CHARLES KRAUTHAMMER: Mort's right. It's a moral and political disaster. It's a moral disaster for the reason that Mort had said. There's a reason why for 30 years no Israeli government in many wars and many prisoner exchanges ever released this guy. He is an abomination, a sadistic terrorist of a kind that is almost unspeakable. And yet he was released and returned for two bodies, not even live soldiers. But the political aspect of this is even worse, because Olmert, the Prime Minister of Israel, went to war ostensibly to get these two guys back. He also announced at the beginning of that war, the Lebanon War two years ago, that he would smash Hezbollah and destroy its sanctuary. All of this, of course, never happened.
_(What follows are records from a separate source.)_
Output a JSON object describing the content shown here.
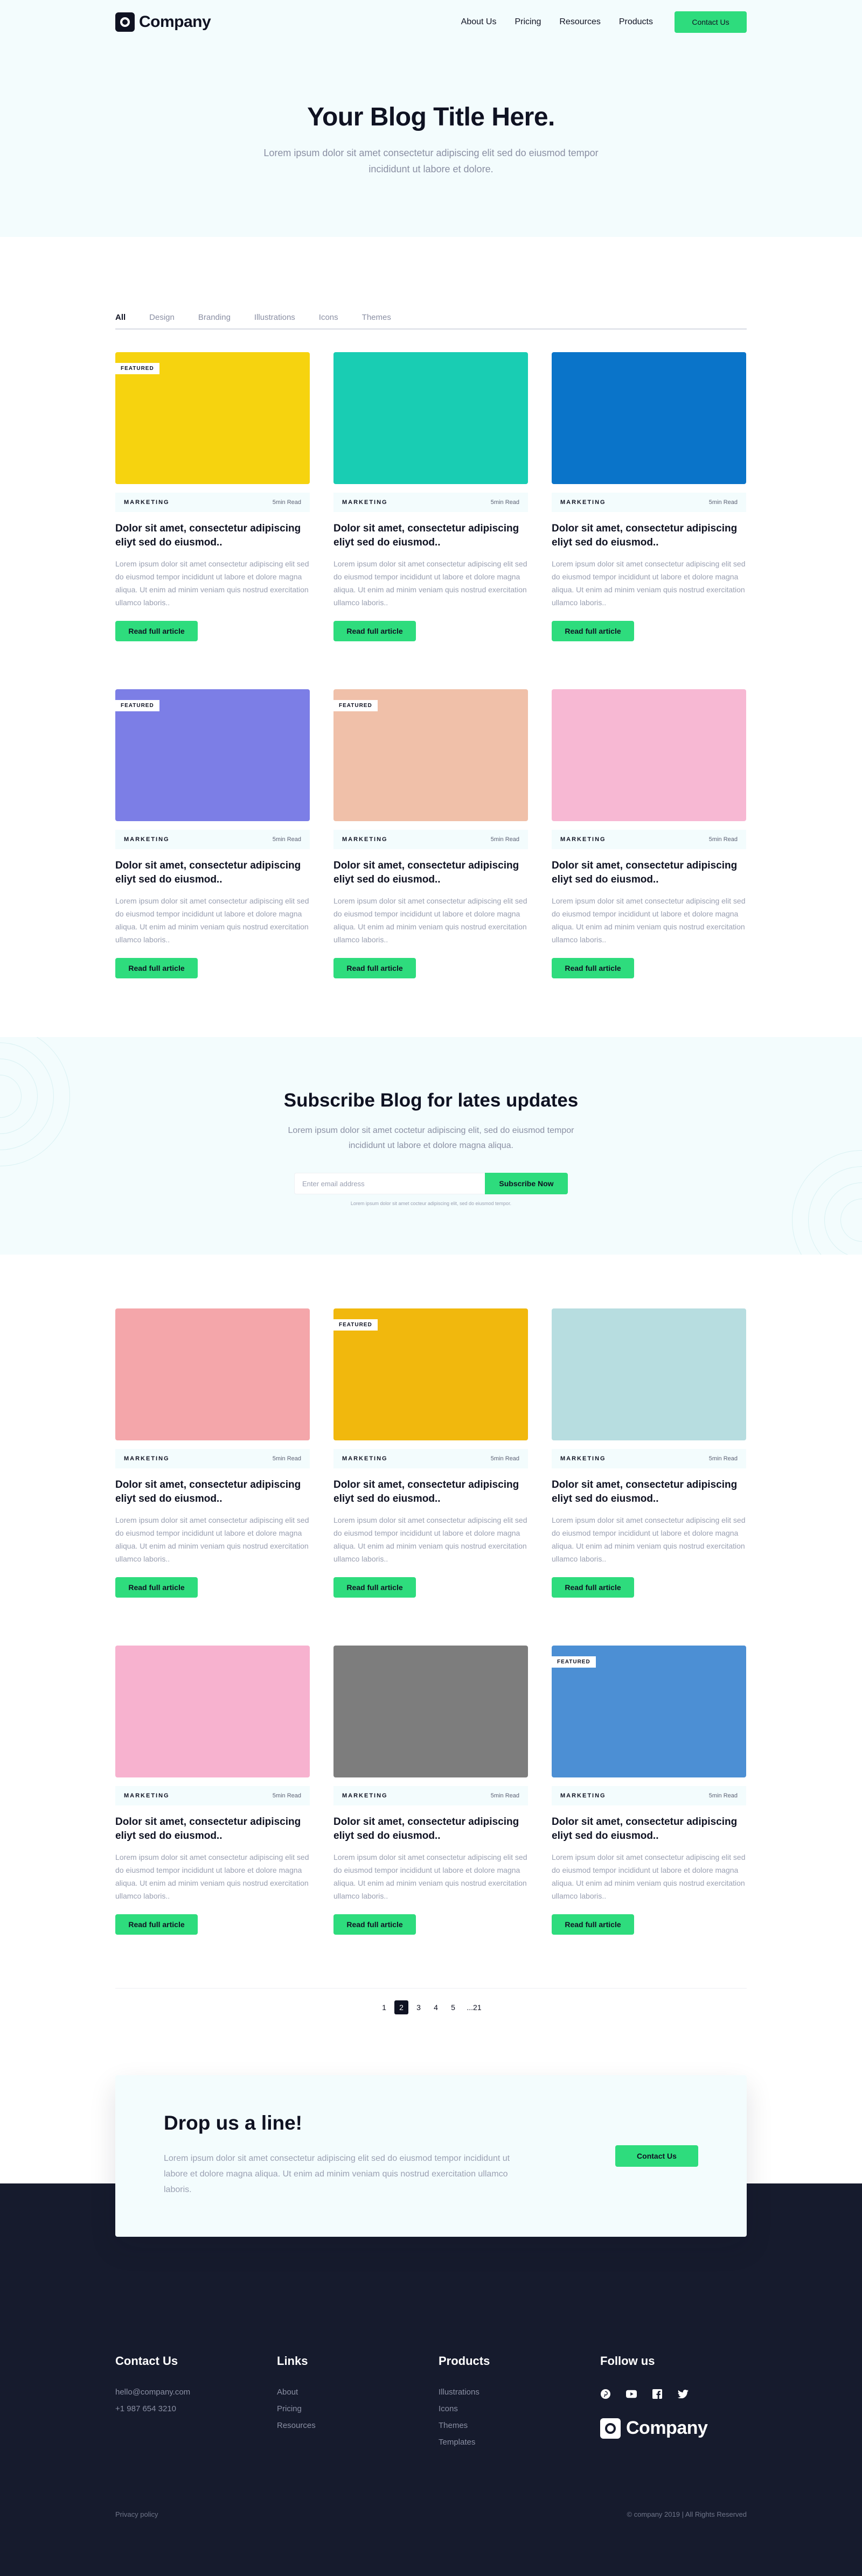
{
  "brand": {
    "name": "Company"
  },
  "nav": {
    "links": [
      "About Us",
      "Pricing",
      "Resources",
      "Products"
    ],
    "cta": "Contact Us"
  },
  "hero": {
    "title": "Your Blog Title Here.",
    "subtitle": "Lorem ipsum dolor sit amet consectetur adipiscing elit sed do eiusmod tempor incididunt ut labore et dolore."
  },
  "tabs": [
    "All",
    "Design",
    "Branding",
    "Illustrations",
    "Icons",
    "Themes"
  ],
  "card_defaults": {
    "category": "MARKETING",
    "read_time": "5min Read",
    "title": "Dolor sit amet, consectetur adipiscing eliyt sed do eiusmod..",
    "excerpt": "Lorem ipsum dolor sit amet consectetur adipiscing elit sed do eiusmod tempor incididunt ut labore et dolore magna aliqua. Ut enim ad minim veniam quis nostrud exercitation ullamco laboris..",
    "button": "Read full article",
    "featured_label": "FEATURED"
  },
  "posts_first": [
    {
      "image": "yellow-flower-basket",
      "bg": "#f6d30f",
      "featured": true
    },
    {
      "image": "teal-wall-flowers",
      "bg": "#19cdb3",
      "featured": false
    },
    {
      "image": "blue-orange-lemon",
      "bg": "#0a74c9",
      "featured": false
    },
    {
      "image": "palm-tree-purple",
      "bg": "#7c7ee6",
      "featured": true
    },
    {
      "image": "peach-branch-blossom",
      "bg": "#f0c0a9",
      "featured": true
    },
    {
      "image": "pink-macarons",
      "bg": "#f7b8d3",
      "featured": false
    }
  ],
  "subscribe": {
    "title": "Subscribe Blog for lates updates",
    "text": "Lorem ipsum dolor sit amet coctetur adipiscing elit, sed do eiusmod tempor incididunt ut labore et dolore magna aliqua.",
    "placeholder": "Enter email address",
    "button": "Subscribe Now",
    "note": "Lorem ipsum dolor sit amet cocteur adipiscing elit, sed do eiusmod tempor."
  },
  "posts_second": [
    {
      "image": "pink-candies",
      "bg": "#f4a6aa",
      "featured": false
    },
    {
      "image": "yellow-pencils",
      "bg": "#f1b80d",
      "featured": true
    },
    {
      "image": "coffee-cup-mint",
      "bg": "#b7dde0",
      "featured": false
    },
    {
      "image": "macaron-stack-pink",
      "bg": "#f7b2cf",
      "featured": false
    },
    {
      "image": "macaron-stack-gray",
      "bg": "#7d7d7d",
      "featured": false
    },
    {
      "image": "blue-clock-tower",
      "bg": "#4c8fd4",
      "featured": true
    }
  ],
  "pagination": {
    "pages": [
      "1",
      "2",
      "3",
      "4",
      "5",
      "...21"
    ],
    "active": "2"
  },
  "contact": {
    "title": "Drop us a line!",
    "text": "Lorem ipsum dolor sit amet consectetur adipiscing elit sed do eiusmod tempor incididunt ut labore et dolore magna aliqua. Ut enim ad minim veniam quis nostrud exercitation ullamco laboris.",
    "button": "Contact Us"
  },
  "footer": {
    "contact": {
      "title": "Contact Us",
      "email": "hello@company.com",
      "phone": "+1 987 654 3210"
    },
    "links": {
      "title": "Links",
      "items": [
        "About",
        "Pricing",
        "Resources"
      ]
    },
    "products": {
      "title": "Products",
      "items": [
        "Illustrations",
        "Icons",
        "Themes",
        "Templates"
      ]
    },
    "follow": {
      "title": "Follow us",
      "icons": [
        "pinterest-icon",
        "youtube-icon",
        "facebook-icon",
        "twitter-icon"
      ]
    },
    "privacy": "Privacy policy",
    "copyright": "© company 2019 | All Rights Reserved"
  },
  "colors": {
    "accent": "#2edc7d",
    "navy": "#161b2d",
    "light_bg": "#f3fcfd"
  }
}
He never got his soldiers back, except in this awful exchange. Hezbollah was strengthened. Hezbollah is now a part of the Lebanese government, and it's a threat to Israel's existence and to Lebanese sovereignty. So he's a prime minister who has a lot to answer for. A war that he lost essentially ends today with the worst of possible events.

BILL KRISTOL: It’s admirable that Israel has always had a policy of trying very hard and paying a very high price to get back soldiers who were held captive or even the bodies of soldiers who have died. And you got to sort of admire the country for its commitment to that. Having said that, I very much agree that it's a terrible day. It's a victory for the terrorists. It's a victory for a murderer. It's a victory for Hezbollah. It’s a victory for Iran, which, of course, is behind, and Nasrallah, the head of Hezbollah, in his speech went out of his way to specially thank the Islamic Republic of Iran. And I think it makes more kidnappings likely, more terror likely, more terror likely, and it makes war more likely. This will embolden the worst elements, not just surrounding issue, though I think it makes attacks on Israel more likely, but in the Middle East as a whole. And what is the message of this? The message of this is that kidnapping, terrorism, murder, works.

KRAUTHAMMER: And in one other aspect, one of the Israelis who voted against this exchange pointed out that the release was in exchange for two dead Israelis. There’s a live Israeli, Shalit, who’s being held in Gaza. So the old incentive the enemy had of keeping Israeli soldiers or kidnapees alive disappears. If you could get all of this, including a body, there is no incentive to not do the worst to a captured Israeli. I think it sends a terrible message, and Israel will pay in the future.

#From the July 21 CBS Evening News:

KATIE COURIC: Throughout his trip this week from Kabul to London, Barack Obama will have to deal with anti-American anger and resentment that's grown since the U.S. invasion of Iraq. Amman, Jordan is no exception. About 50 percent of the population of this country is Palestinian. And many believe the war on terror will never be won unless the United States also addresses the Arab-Israeli conflict. That's precisely what Senator Obama will try to do when he travels to Israel. For the first time in years, there are some glimmers of hope in the Arab-Israeli stalemate -- a virtual cease-fire between Israel and Hamas, a prisoner exchange with Hezbollah, and the beginning of low-level talks between Israel and Syria.